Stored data

- Opening Delimiter -

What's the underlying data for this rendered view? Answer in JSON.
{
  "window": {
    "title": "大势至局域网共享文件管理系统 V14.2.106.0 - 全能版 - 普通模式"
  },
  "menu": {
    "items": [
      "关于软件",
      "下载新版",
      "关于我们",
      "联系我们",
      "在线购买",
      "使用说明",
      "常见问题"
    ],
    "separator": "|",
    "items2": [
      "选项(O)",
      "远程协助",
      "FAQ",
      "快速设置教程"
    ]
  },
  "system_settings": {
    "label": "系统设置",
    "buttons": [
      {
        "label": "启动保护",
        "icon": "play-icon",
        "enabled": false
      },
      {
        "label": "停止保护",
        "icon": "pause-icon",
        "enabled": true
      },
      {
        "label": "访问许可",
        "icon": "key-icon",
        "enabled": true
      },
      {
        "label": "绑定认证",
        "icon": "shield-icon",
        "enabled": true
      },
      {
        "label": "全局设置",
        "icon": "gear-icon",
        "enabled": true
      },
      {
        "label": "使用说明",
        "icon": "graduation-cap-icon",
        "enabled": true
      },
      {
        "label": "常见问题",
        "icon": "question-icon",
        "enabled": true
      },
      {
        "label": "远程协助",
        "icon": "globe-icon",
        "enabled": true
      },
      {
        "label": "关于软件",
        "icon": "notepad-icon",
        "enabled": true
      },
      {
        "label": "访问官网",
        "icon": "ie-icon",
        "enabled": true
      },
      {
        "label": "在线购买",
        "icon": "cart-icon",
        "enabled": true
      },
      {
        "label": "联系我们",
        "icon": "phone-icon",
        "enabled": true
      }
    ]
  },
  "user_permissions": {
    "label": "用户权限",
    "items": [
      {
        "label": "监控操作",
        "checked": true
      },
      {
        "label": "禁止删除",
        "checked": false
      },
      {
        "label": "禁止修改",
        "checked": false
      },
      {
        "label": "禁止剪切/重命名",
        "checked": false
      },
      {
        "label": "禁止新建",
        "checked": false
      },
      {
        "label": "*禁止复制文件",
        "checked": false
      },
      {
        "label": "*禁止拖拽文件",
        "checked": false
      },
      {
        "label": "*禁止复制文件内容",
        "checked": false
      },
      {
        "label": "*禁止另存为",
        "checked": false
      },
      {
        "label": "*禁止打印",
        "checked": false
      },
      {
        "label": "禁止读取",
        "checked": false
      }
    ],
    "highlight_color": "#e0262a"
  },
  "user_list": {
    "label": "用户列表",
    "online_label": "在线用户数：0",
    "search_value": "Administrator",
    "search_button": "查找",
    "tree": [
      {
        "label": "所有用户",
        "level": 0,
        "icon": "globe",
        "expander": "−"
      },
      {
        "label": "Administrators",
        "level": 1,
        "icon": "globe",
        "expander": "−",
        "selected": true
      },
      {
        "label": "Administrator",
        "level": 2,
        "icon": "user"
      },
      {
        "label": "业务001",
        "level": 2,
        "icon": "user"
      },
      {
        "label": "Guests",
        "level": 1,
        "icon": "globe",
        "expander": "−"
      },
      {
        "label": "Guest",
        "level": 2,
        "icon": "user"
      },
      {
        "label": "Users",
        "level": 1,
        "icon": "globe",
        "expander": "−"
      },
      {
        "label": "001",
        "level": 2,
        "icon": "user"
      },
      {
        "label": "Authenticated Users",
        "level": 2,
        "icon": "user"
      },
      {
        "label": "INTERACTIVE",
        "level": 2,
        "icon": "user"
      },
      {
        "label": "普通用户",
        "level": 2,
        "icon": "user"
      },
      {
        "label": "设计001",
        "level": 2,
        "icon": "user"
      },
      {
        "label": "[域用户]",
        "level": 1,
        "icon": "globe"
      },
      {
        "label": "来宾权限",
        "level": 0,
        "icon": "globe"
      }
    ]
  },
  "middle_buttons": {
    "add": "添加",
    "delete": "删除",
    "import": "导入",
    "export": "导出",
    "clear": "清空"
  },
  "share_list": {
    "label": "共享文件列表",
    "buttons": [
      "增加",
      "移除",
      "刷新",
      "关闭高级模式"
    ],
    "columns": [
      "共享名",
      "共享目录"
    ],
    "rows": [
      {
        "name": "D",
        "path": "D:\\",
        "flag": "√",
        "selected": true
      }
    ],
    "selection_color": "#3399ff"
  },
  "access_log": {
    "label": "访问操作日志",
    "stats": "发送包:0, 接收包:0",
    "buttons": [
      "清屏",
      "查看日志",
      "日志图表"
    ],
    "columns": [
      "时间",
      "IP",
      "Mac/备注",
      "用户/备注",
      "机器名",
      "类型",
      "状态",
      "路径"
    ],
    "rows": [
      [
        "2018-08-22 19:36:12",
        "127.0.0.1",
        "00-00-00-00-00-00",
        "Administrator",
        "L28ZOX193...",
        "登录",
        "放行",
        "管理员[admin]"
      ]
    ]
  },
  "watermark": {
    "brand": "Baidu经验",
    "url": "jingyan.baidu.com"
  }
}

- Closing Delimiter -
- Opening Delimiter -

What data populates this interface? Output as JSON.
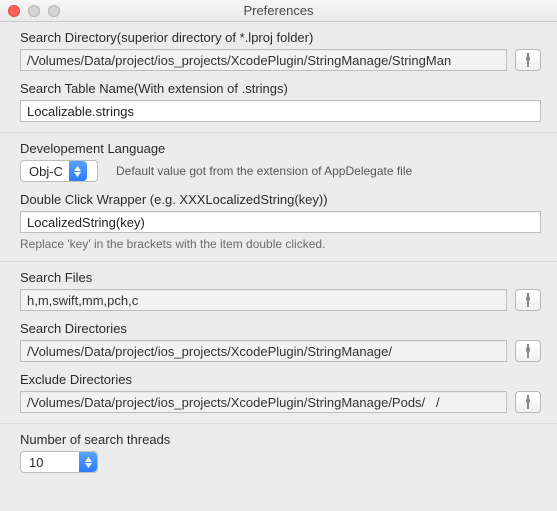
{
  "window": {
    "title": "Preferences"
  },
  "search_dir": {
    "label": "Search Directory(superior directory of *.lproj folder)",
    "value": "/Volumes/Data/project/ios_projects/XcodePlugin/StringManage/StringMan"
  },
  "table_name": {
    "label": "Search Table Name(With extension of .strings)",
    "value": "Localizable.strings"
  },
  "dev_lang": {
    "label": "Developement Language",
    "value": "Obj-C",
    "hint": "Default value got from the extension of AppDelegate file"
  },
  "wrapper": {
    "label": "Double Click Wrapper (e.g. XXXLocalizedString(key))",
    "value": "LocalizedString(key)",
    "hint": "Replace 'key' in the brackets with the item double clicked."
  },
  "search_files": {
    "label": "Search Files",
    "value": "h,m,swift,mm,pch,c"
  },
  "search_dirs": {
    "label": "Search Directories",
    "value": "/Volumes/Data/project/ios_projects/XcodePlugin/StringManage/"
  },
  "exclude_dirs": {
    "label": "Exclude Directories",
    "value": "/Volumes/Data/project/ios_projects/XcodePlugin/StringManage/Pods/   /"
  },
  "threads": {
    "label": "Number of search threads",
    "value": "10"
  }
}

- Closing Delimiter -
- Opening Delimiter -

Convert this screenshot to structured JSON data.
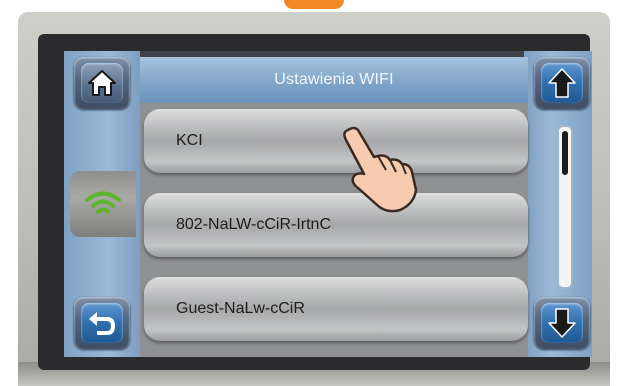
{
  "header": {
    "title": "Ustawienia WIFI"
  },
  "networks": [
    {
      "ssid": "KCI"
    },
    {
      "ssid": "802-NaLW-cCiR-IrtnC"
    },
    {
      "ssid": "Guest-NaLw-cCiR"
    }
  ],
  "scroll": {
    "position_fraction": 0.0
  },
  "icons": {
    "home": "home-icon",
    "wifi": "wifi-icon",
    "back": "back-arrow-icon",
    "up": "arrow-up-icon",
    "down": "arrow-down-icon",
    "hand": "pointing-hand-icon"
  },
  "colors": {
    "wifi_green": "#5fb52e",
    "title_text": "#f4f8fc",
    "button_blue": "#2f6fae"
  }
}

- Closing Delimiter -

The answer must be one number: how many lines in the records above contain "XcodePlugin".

3